While New York’s SYEP is the largest, other cities around the nation have similar programs. Research on similar youth employment programs, including New York City’s, have shown that they are very effective in their primary objective of increasing youth employment and income. In this regard, the fact that many youth employment programs have operated as lottery programs is an interesting natural experiment; applicants who make it through the lottery have meaningfully greater rates of summer employment and meaningfully more summer income than those who don’t. Summer youth employment programs have also been consistently tied to lower youth crime - 30-40% lower youth crime rates in the 16 months after program participation from research in Boston and Chicago. Unfortunately, have not yet been connected to better long-term employment outcomes. Researchers have speculated that this may be in part because of the budgetary uncertainty under which these programs operate, and the scramble that creates - tossing up obstacles for youth trying to find experiences relevant to their interests and employers working to create quality opportunities. In addition, the uncertainty of the lottery means a person participating in the lottery in multiple years is likely to end up with resume gaps in their summer experiences. A year-round approach to SYEP will help on these fronts by inserting structure and predictability, and therefore justify a Yang administration’s focus on also expanding Work, Learn, Grow.
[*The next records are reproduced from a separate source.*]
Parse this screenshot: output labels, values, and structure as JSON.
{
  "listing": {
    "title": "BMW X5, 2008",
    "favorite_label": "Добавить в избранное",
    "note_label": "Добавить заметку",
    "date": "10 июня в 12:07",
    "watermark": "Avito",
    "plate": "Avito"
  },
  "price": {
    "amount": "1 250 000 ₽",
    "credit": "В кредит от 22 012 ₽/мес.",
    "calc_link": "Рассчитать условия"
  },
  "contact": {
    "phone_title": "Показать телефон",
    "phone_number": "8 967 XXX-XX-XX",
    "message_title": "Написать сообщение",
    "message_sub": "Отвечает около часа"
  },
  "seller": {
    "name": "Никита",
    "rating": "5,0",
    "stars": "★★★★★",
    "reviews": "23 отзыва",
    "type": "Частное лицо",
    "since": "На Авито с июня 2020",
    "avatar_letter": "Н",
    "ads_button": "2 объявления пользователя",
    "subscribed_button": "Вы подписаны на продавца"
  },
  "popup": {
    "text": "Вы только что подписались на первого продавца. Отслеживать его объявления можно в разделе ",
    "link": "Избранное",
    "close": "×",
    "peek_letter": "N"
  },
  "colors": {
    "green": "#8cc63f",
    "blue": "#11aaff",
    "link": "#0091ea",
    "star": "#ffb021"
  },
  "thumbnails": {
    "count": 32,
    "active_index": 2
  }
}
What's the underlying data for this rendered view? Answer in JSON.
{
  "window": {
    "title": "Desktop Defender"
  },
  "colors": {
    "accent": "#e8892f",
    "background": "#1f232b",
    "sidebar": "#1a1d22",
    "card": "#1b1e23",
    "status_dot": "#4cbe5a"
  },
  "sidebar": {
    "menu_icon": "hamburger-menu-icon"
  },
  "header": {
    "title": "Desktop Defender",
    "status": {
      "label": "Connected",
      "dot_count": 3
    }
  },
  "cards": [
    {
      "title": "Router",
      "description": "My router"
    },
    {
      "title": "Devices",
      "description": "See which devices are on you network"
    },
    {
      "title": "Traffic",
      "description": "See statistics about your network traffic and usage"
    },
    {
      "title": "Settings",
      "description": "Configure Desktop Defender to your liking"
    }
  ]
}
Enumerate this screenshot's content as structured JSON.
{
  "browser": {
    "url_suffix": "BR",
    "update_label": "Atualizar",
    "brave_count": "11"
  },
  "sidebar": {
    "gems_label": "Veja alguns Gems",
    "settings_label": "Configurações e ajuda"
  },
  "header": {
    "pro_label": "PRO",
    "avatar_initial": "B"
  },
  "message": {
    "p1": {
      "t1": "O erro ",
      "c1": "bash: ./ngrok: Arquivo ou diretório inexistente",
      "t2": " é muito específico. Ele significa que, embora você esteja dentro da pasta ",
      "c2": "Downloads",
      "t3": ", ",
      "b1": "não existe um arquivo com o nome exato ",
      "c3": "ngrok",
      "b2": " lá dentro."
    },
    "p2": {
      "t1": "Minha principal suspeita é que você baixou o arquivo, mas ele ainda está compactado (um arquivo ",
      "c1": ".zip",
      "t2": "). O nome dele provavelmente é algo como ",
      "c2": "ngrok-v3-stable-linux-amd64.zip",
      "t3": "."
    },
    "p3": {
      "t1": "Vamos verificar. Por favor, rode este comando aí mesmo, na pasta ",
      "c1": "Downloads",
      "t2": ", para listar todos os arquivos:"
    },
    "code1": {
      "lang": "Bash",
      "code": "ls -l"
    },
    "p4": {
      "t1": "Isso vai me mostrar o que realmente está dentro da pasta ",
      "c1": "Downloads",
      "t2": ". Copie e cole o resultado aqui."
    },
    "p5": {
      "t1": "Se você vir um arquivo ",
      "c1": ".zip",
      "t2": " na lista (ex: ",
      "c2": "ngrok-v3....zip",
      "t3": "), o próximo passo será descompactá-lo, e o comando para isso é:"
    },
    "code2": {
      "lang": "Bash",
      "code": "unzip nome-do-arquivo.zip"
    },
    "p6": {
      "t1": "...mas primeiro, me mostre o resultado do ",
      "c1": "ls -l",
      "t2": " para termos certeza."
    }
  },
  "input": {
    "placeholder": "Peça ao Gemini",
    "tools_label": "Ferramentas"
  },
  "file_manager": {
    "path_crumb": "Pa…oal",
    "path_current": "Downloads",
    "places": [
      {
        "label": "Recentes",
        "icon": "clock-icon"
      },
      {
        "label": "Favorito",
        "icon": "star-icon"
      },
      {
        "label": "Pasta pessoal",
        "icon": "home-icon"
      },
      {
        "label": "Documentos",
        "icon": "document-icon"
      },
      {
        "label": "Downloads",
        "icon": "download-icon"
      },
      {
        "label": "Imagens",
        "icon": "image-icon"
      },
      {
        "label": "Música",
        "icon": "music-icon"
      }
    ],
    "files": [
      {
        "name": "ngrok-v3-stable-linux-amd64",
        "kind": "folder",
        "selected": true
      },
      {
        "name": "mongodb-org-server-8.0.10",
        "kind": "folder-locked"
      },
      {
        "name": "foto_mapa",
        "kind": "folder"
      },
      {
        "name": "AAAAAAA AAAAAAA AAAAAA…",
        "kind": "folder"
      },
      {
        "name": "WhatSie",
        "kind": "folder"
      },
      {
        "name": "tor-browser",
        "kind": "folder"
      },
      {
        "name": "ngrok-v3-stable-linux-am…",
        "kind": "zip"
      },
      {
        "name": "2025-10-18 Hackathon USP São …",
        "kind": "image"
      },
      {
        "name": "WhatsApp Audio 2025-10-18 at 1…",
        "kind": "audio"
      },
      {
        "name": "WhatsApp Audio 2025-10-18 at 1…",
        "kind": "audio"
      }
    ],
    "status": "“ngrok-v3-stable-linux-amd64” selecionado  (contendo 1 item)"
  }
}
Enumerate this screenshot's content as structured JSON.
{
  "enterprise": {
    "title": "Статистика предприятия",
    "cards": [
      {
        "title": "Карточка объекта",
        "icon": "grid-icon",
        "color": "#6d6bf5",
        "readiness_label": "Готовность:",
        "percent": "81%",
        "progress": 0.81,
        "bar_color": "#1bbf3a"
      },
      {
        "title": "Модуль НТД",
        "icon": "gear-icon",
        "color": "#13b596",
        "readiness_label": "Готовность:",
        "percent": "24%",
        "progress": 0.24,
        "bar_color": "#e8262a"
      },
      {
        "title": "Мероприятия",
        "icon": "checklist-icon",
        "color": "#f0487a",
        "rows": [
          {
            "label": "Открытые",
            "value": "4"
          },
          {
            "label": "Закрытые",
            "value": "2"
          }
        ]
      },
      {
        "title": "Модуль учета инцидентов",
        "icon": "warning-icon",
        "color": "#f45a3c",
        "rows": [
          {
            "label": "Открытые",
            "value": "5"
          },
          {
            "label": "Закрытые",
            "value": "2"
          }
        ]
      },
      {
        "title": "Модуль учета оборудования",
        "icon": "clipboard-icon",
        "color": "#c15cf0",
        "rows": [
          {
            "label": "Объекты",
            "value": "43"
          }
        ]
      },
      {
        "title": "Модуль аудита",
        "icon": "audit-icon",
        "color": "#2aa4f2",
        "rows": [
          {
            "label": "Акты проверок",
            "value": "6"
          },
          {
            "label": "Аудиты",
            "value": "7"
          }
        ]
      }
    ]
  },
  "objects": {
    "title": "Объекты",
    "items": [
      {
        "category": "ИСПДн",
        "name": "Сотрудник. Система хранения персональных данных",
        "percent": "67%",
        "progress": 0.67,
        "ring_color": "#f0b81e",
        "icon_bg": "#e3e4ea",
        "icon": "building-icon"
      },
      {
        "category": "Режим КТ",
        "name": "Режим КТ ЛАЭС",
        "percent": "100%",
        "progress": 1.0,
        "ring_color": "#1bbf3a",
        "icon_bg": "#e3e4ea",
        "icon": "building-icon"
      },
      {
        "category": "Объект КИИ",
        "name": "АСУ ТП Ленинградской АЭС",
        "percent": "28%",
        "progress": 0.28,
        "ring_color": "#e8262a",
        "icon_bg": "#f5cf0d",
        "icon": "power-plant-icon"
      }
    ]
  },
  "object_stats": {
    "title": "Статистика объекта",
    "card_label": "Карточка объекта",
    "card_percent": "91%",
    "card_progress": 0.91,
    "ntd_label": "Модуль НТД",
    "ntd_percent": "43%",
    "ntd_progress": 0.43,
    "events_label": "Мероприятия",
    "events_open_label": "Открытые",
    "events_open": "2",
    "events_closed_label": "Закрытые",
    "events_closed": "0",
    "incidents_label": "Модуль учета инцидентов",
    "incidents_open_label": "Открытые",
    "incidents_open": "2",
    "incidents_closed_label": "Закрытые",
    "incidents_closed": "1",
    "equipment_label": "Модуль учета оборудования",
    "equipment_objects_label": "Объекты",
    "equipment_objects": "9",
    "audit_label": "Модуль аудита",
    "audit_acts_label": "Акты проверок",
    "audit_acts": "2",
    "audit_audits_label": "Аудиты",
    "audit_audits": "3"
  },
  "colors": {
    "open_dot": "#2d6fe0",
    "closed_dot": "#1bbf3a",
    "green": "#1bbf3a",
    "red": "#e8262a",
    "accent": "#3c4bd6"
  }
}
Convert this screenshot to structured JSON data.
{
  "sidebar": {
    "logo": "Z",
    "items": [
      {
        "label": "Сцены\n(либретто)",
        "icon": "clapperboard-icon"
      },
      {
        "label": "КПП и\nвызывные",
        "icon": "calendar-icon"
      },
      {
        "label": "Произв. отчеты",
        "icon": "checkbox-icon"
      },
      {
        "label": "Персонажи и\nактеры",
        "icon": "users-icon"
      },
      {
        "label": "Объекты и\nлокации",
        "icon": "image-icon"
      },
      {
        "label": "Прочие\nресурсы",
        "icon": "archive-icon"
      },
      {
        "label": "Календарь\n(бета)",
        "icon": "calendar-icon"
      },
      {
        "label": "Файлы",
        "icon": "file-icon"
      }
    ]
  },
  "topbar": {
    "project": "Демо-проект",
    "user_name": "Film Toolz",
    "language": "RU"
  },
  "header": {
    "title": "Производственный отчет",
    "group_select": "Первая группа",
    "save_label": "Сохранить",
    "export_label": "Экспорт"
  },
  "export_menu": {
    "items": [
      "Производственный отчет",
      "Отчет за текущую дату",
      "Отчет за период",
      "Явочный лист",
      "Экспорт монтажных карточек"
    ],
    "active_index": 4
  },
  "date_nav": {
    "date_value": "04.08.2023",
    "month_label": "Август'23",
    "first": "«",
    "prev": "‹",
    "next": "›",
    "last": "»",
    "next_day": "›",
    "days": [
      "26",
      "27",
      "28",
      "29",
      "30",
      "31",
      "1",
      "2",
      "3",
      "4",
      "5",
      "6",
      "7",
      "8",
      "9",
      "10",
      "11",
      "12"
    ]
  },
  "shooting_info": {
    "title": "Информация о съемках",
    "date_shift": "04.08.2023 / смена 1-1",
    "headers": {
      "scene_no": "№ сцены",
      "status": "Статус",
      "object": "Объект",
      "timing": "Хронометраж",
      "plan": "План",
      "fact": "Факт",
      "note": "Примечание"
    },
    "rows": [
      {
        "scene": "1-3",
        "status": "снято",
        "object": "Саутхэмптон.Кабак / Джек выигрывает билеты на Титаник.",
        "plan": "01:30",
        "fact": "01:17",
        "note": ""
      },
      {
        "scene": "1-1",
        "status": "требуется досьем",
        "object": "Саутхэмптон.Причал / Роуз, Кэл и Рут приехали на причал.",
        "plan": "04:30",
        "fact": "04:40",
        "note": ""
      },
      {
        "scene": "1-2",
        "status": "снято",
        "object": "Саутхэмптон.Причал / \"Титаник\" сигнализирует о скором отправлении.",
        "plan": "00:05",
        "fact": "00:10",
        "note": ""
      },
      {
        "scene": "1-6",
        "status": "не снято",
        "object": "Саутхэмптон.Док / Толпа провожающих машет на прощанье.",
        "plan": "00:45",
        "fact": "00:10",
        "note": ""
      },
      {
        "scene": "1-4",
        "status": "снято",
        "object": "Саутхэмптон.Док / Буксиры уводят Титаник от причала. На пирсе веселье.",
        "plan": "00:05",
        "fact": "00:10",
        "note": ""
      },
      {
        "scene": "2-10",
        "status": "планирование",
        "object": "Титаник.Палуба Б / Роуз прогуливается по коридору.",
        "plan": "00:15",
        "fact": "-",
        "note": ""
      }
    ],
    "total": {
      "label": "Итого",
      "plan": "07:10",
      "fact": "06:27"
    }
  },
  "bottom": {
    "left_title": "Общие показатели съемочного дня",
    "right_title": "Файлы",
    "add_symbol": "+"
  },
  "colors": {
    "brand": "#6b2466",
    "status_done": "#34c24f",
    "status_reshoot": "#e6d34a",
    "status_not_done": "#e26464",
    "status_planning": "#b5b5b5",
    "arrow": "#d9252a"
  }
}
A Yang administration would also instruct DCYC to collect more granular data, analytics and qualitative information looking at these questions by employer and employer type to see if particular experiences are setting up participants for longer-term success to identify best practices that can be scaled across all SYEP employers. Also of interest might be pilots giving some randomly selected participants a summer cash stipend for independent pursuits, possibly scaled up to reflect the administrative costs of SYEP, to see what impact that alternative program design has on participant satisfaction and outcomes.